“It’s her … time of the month,” Katarin said.

The young man rubbed his hand. “No wonder her temper was so short.”

All three girls stared at him.

“There’s no going near my sister during the new moon.”

“That’s not precisely--” Katarin began, but Brynne gave her a nudge in the ribs with her staff.

Jasna frowned. “Well, we’ll just gather all this up for her to go through in the morning.”

“You could try reading some of it,” Brynne said.

The girl at the table pouted. “But there are so many words! Look at this: page after page of them! What could possibly take so many words to say?”

“If you bothered to read them, you would know, Jasna.”

“I’m supposed to be the wise one,” Katarin said. Brynne stuck her tongue out at the girl.

“Um, excuse me…” the young man said.

Jasna looked up at him. “We recognize Lord Stableboy of Penhaligon. What is it?”

His cheeks colored, but he took a deep breath, his lips moving, as if counting to himself.

“I told you. I am no lord. My name is just… Justin. Justin Promethian.” He bowed. “At your service.”

Jasna’s eyes narrowed slightly at the slight hesitations at giving his name. But she smiled brightly nonetheless.

“Very well, Lord Just Stableboy. You can start by herding all of them into the wagon outside.” She pointed past him, to the group of bound Glantrians.

Sergeant Arthol looked up at the ringing of the bell by the guardhouse’s front door. It had been a long day -- first the business with the orphan and the young lord, and then the debacle they caused in the market square. He was not yet halfway through the vendor’s petitions for recompense to the baron, and the moon was well past it’s zenith. It was most definitely not how he meant to spend his Year’s End eve.

The bell rang again, sounding as if the ringer was using the bell pull for a skipping rope.

He snatched up a truncheon as he made his way through the front guard room. It never hurt be too careful at this time of night-- unless you were on the receiving end of the club, that is. The sergeant chuckled at his private joke, and unbolted the door. He nearly tripped over the tangle of bodies on the stoop.

He reached down, and picked up a note, written with charcoal on a scrap of old paper. The neat, courtly lettering read:

“Happy New Year.
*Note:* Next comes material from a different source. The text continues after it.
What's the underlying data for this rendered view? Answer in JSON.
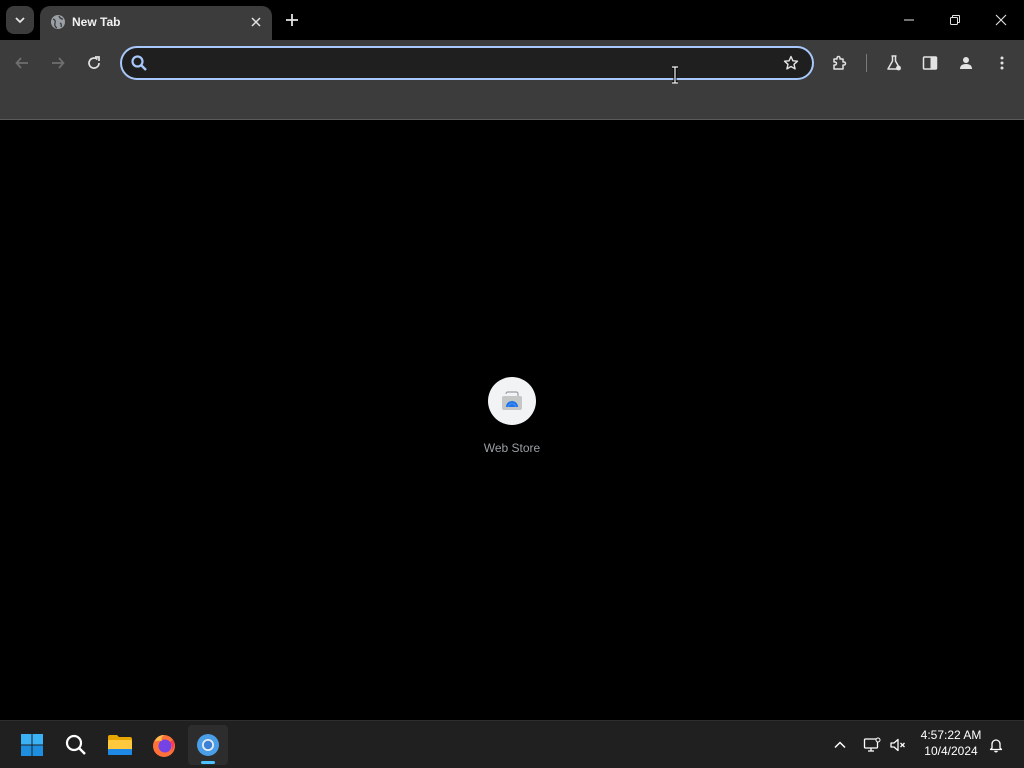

A present from the” -- here, several different groups of words were crossed out: “Company of the Maidens” and “Defenders of Threshold” -- the words “Handmaidens of Petra” was spelled out in a different hand, much bigger, the letter ‘e’ having been scribed in reverse. It was signed “With Apologies, Lord Justin, et. al.”

Re: [Thorn's Mystara Fluff]: First Quest

Posted: Fri Feb 10, 2012 3:48 pm
by Chimpman
RobJN wrote:“I told you. I am no lord. My name is just… Justin. Justin Promethian.” He bowed. “At your service.”

Re: [Thorn's Mystara Fluff]: First Quest

Posted: Fri Feb 10, 2012 6:26 pm
by RobJN
Chimpman wrote:
RobJN wrote:“I told you. I am no lord. My name is just… Justin. Justin Promethian.” He bowed. “At your service.”
I an not above stealingborrowing good ideas :mrgreen: